Sunday, December 13, 2015

Some Thoughts on the Magic Flute

These thoughts were a part of a conversation on Facebook about the meaning of the Magic Flute.  The bibliography includes the following - "Mozart's Last Year - 1791" by HC Robbins Landon; "Mozart and the Enlightenment" by Nicholas Till; "The Magic Flute Unveiled" by Jacques Chailley.

The issue of the plot - there is seemingly a break in the plot between the 1st and 2nd acts where the QotN goes from being good to bad and Sarastro goes from being bad to good. I would suggest that while that appears to be the case on the outside actually it is not the case. First, the QotN was the wife and heir of Sarastro's brother who was the master of the Masonic community, otherwise known as the Brotherhood. She inherits everything - except for the disk of the Sun and the leadership of the community. This is what infuriates her and prompts her actions. So in all of the Tamino stuff she is not at cross purposes with Sarastro. She would just like to include the capturing of the Sun Disk and the displacing of Sarastro, and getting Pamina back, though she also knows that Sarastro has taken Pamina so that she can be initiated. So the 3 Ladies are not working against Sarastro at first until the Queen's lust for the Sun Disk becomes so overwhelming that it takes over her motivations. Note the 3 Spirits work for both sides.

But the thing that the Queen and her ladies do not completely accept is that what they are trying to achieve by capturing the Sun disk and taking over the community is that they are working against nature - at least the way enlightenment and Masonic understanding defines the place of women in society.
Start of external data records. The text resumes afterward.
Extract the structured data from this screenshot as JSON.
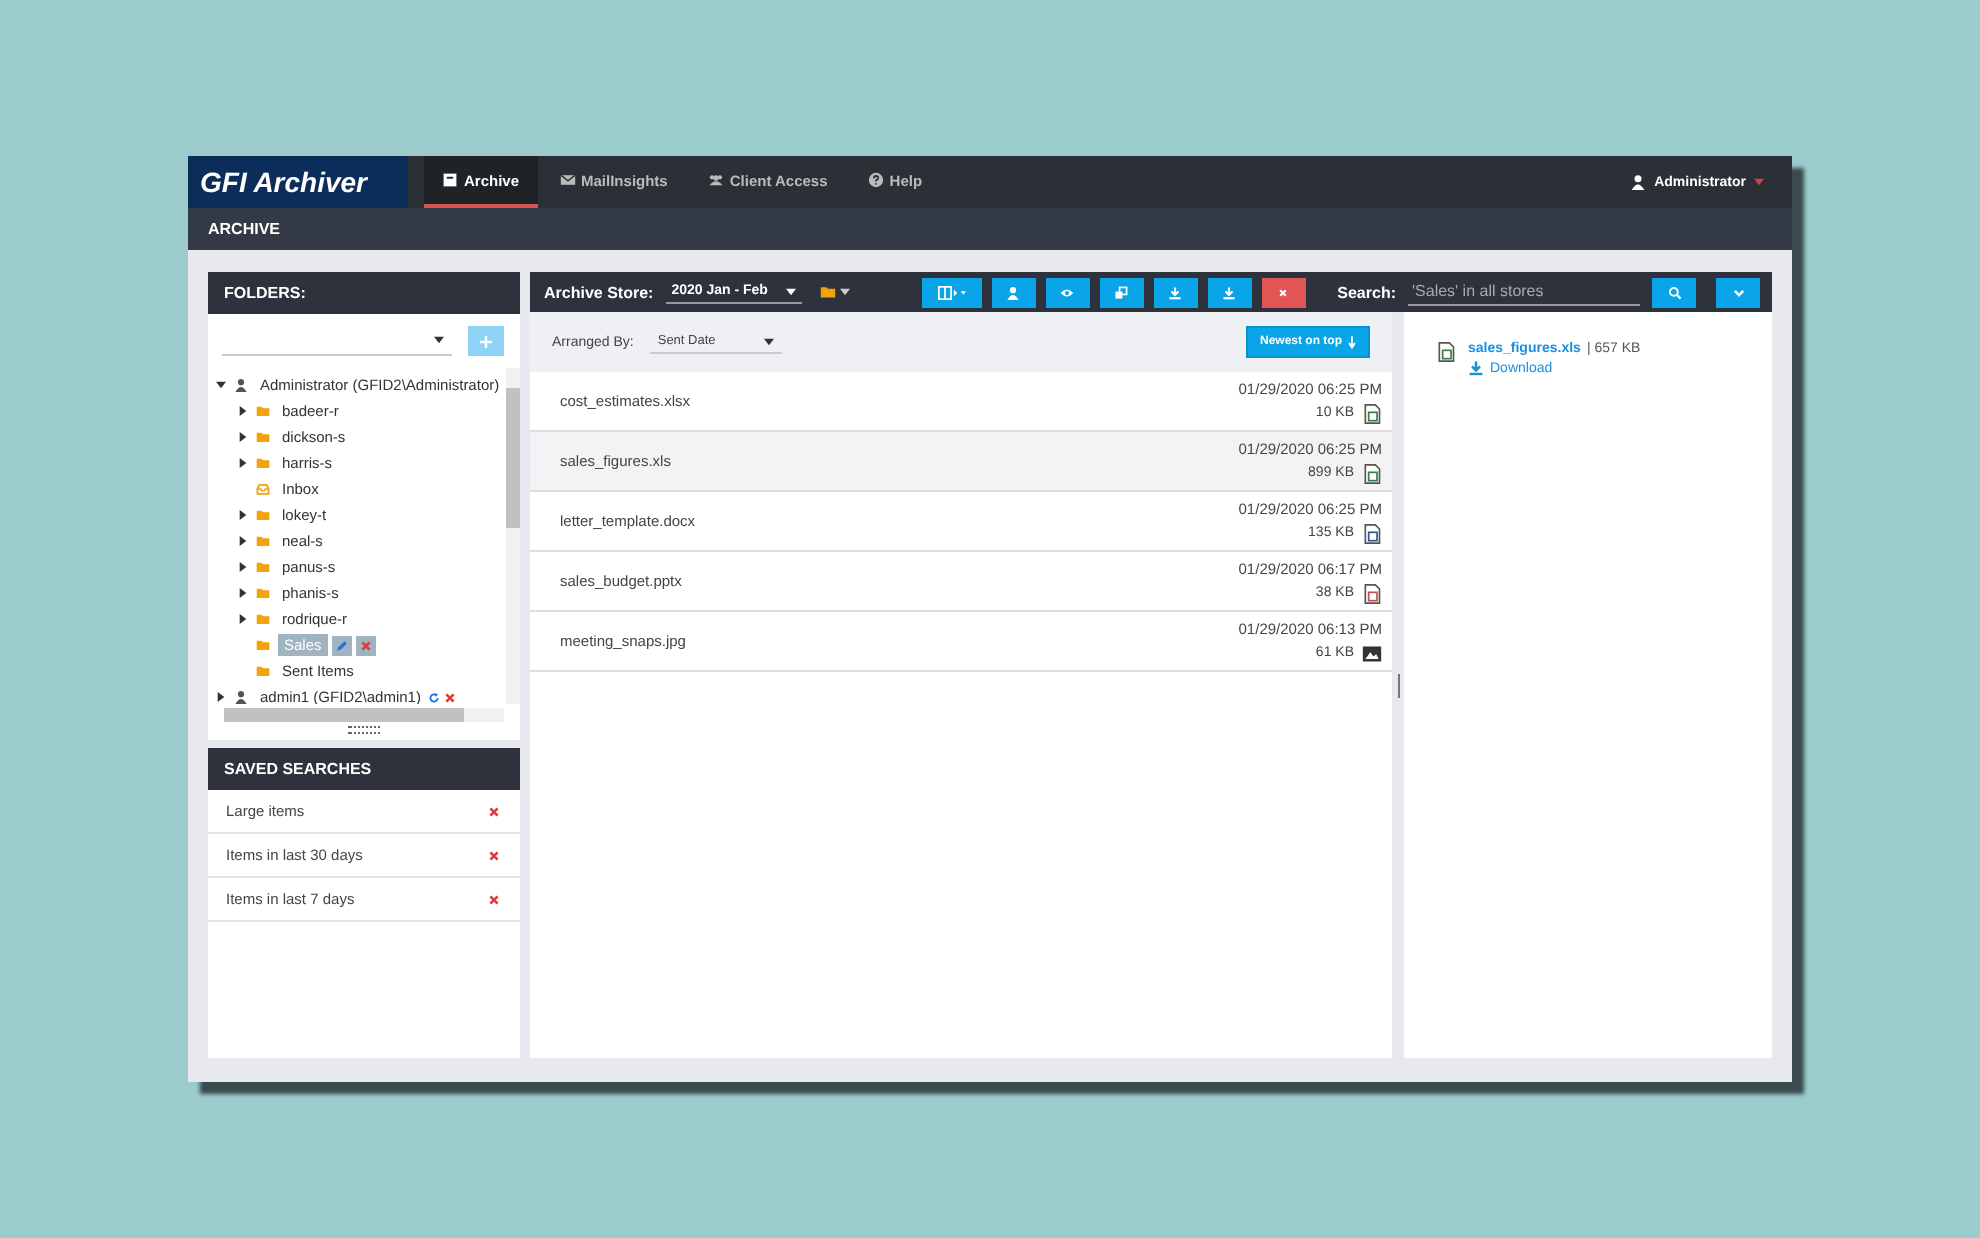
{
  "app": {
    "logo": "GFI Archiver",
    "tabs": [
      {
        "label": "Archive",
        "kind": "archive",
        "selected": true
      },
      {
        "label": "MailInsights",
        "kind": "mail",
        "selected": false
      },
      {
        "label": "Client Access",
        "kind": "users",
        "selected": false
      },
      {
        "label": "Help",
        "kind": "help",
        "selected": false
      }
    ],
    "user": "Administrator"
  },
  "page_title": "ARCHIVE",
  "folders": {
    "title": "FOLDERS:",
    "tree": [
      {
        "label": "Administrator (GFID2\\Administrator)",
        "kind": "user",
        "expanded": true,
        "selected": false,
        "children": [
          {
            "label": "badeer-r",
            "kind": "folder",
            "expanded": false,
            "selected": false
          },
          {
            "label": "dickson-s",
            "kind": "folder",
            "expanded": false,
            "selected": false
          },
          {
            "label": "harris-s",
            "kind": "folder",
            "expanded": false,
            "selected": false
          },
          {
            "label": "Inbox",
            "kind": "inbox",
            "selected": false
          },
          {
            "label": "lokey-t",
            "kind": "folder",
            "expanded": false,
            "selected": false
          },
          {
            "label": "neal-s",
            "kind": "folder",
            "expanded": false,
            "selected": false
          },
          {
            "label": "panus-s",
            "kind": "folder",
            "expanded": false,
            "selected": false
          },
          {
            "label": "phanis-s",
            "kind": "folder",
            "expanded": false,
            "selected": false
          },
          {
            "label": "rodrique-r",
            "kind": "folder",
            "expanded": false,
            "selected": false
          },
          {
            "label": "Sales",
            "kind": "folder",
            "selected": true,
            "editable": true,
            "deletable": true
          },
          {
            "label": "Sent Items",
            "kind": "folder",
            "selected": false
          }
        ]
      },
      {
        "label": "admin1 (GFID2\\admin1)",
        "kind": "user",
        "expanded": false,
        "selected": false,
        "refreshable": true,
        "deletable": true
      }
    ]
  },
  "saved_searches": {
    "title": "SAVED SEARCHES",
    "items": [
      "Large items",
      "Items in last 30 days",
      "Items in last 7 days"
    ]
  },
  "toolbar": {
    "store_label": "Archive Store:",
    "store": "2020 Jan - Feb",
    "search_label": "Search:",
    "search_placeholder": "'Sales' in all stores"
  },
  "sort": {
    "label": "Arranged By:",
    "value": "Sent Date",
    "order": "Newest on top"
  },
  "files": [
    {
      "name": "cost_estimates.xlsx",
      "date": "01/29/2020 06:25 PM",
      "size": "10 KB",
      "kind": "excel",
      "selected": false
    },
    {
      "name": "sales_figures.xls",
      "date": "01/29/2020 06:25 PM",
      "size": "899 KB",
      "kind": "excel",
      "selected": true
    },
    {
      "name": "letter_template.docx",
      "date": "01/29/2020 06:25 PM",
      "size": "135 KB",
      "kind": "word",
      "selected": false
    },
    {
      "name": "sales_budget.pptx",
      "date": "01/29/2020 06:17 PM",
      "size": "38 KB",
      "kind": "powerpoint",
      "selected": false
    },
    {
      "name": "meeting_snaps.jpg",
      "date": "01/29/2020 06:13 PM",
      "size": "61 KB",
      "kind": "image",
      "selected": false
    }
  ],
  "preview": {
    "file": "sales_figures.xls",
    "size": "| 657 KB",
    "kind": "excel",
    "download": "Download"
  }
}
I have a problem with the term "mysogeny" because this is not a term that I think is fair to throw at 18th century thought. But on the other hand they certainly did have a very clear view of the place of women and it was not as equals. In fact, this dimension of the opera is uncomfortable - even though at the time it would have been seen as espousing relatively progressive views on this point. Descartes had a very elevated view of women - he would put them on a pedestal as worthy of honor and reverence, but also in need of protection. This is a view that DaPonte hated and takes on directly in Cosi (but that is an argument for another time - See my essay "In Defense of Cosi" from 2014). The Masons adopted this view, but by Mozart's time women and some men were beginning to challenge this. And so within 18th C Masonry a group arose of women who adopted masonic practices and saw themselves as standing alongside. This caused a huge debate among the men - for women were still banned. In actuality the women's group was more or less like what we would consider to be an auxillary, but still it was challenging and threatening to some of the men and the lodges. Others, like Mozart, were willing to adopt this new way of including women - provided that that continued to take a subordinate role. So MF has the women - Pamina and (to a lesser extent) Papagena undergoing trials as well. But yes, submissiveness to men was still expected and women still needed guidance from wise men - so went the understanding. Of course we reject this out of hand today. Stuff and nonsense - and we rightly consider it to be misogynistic because it denies women opportunities. But this is the culture of the times and this is something will be pretty hard to eradicate from the libretto.

Regarding Racism - It is there and it is odious. No sense in pretending. The Moor Monostatos and his race is symbolic of human baseness. This is wrong - and is usually revised out of the libretto - rightfully so, IMHO. It has been a long time since I have seen a production where Monostatos was depicted as dark skinned and that is fine by me. Very little is lost in my opinion - and what is lost is not that important. Now we have other cast members of all kinds of races and cultural backgrounds - that is as it should be.